═════ INPUT FOR THIS TASK ═════
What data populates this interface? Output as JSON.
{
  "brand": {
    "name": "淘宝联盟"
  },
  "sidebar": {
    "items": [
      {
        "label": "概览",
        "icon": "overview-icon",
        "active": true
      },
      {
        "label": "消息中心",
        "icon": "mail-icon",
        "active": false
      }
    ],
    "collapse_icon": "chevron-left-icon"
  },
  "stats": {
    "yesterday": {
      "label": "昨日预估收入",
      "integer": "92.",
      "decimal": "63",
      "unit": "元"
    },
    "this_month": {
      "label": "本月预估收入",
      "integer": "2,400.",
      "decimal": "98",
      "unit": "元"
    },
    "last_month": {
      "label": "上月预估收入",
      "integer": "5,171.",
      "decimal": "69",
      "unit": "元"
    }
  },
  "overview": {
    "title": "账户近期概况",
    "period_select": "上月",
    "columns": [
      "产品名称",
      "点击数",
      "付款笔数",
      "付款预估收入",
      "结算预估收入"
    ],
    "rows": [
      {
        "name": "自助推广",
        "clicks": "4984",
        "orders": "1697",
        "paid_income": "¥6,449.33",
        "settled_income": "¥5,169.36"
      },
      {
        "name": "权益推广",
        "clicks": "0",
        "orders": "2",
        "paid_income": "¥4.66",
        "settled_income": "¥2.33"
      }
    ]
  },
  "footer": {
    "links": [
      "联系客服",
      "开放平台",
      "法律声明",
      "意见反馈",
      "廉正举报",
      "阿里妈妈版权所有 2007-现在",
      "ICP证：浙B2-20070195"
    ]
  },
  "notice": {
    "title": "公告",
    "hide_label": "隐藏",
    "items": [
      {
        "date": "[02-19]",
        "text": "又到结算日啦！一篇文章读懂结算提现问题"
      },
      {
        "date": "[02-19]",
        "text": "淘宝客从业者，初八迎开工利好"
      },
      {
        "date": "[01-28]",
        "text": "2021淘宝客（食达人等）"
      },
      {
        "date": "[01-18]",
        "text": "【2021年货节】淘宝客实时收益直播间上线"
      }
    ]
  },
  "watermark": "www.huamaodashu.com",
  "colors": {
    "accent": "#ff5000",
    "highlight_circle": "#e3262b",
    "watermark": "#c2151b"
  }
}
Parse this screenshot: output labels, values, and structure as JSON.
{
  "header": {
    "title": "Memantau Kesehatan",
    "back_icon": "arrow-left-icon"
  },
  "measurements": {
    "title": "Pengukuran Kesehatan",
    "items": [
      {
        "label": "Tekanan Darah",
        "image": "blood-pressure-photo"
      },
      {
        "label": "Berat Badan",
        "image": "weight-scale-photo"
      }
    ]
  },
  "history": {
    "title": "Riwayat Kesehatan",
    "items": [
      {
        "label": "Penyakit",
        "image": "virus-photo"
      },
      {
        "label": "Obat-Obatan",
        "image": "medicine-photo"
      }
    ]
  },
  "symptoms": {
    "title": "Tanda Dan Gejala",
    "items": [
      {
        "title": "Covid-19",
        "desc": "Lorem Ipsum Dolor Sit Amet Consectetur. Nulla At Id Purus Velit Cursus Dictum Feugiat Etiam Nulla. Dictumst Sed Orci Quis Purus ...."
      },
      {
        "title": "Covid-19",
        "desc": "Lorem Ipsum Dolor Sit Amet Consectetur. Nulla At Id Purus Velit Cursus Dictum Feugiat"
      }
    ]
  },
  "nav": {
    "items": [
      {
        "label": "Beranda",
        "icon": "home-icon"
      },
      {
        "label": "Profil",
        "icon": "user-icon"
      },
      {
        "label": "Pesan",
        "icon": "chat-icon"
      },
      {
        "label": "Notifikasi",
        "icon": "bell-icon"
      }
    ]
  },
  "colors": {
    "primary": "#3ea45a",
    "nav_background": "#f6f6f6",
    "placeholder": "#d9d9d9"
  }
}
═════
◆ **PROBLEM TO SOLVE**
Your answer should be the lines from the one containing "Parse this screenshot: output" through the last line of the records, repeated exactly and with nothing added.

◆ **ANSWER BOX**
Parse this screenshot: output labels, values, and structure as JSON.
{
  "header": {
    "title": "Memantau Kesehatan",
    "back_icon": "arrow-left-icon"
  },
  "measurements": {
    "title": "Pengukuran Kesehatan",
    "items": [
      {
        "label": "Tekanan Darah",
        "image": "blood-pressure-photo"
      },
      {
        "label": "Berat Badan",
        "image": "weight-scale-photo"
      }
    ]
  },
  "history": {
    "title": "Riwayat Kesehatan",
    "items": [
      {
        "label": "Penyakit",
        "image": "virus-photo"
      },
      {
        "label": "Obat-Obatan",
        "image": "medicine-photo"
      }
    ]
  },
  "symptoms": {
    "title": "Tanda Dan Gejala",
    "items": [
      {
        "title": "Covid-19",
        "desc": "Lorem Ipsum Dolor Sit Amet Consectetur. Nulla At Id Purus Velit Cursus Dictum Feugiat Etiam Nulla. Dictumst Sed Orci Quis Purus ...."
      },
      {
        "title": "Covid-19",
        "desc": "Lorem Ipsum Dolor Sit Amet Consectetur. Nulla At Id Purus Velit Cursus Dictum Feugiat"
      }
    ]
  },
  "nav": {
    "items": [
      {
        "label": "Beranda",
        "icon": "home-icon"
      },
      {
        "label": "Profil",
        "icon": "user-icon"
      },
      {
        "label": "Pesan",
        "icon": "chat-icon"
      },
      {
        "label": "Notifikasi",
        "icon": "bell-icon"
      }
    ]
  },
  "colors": {
    "primary": "#3ea45a",
    "nav_background": "#f6f6f6",
    "placeholder": "#d9d9d9"
  }
}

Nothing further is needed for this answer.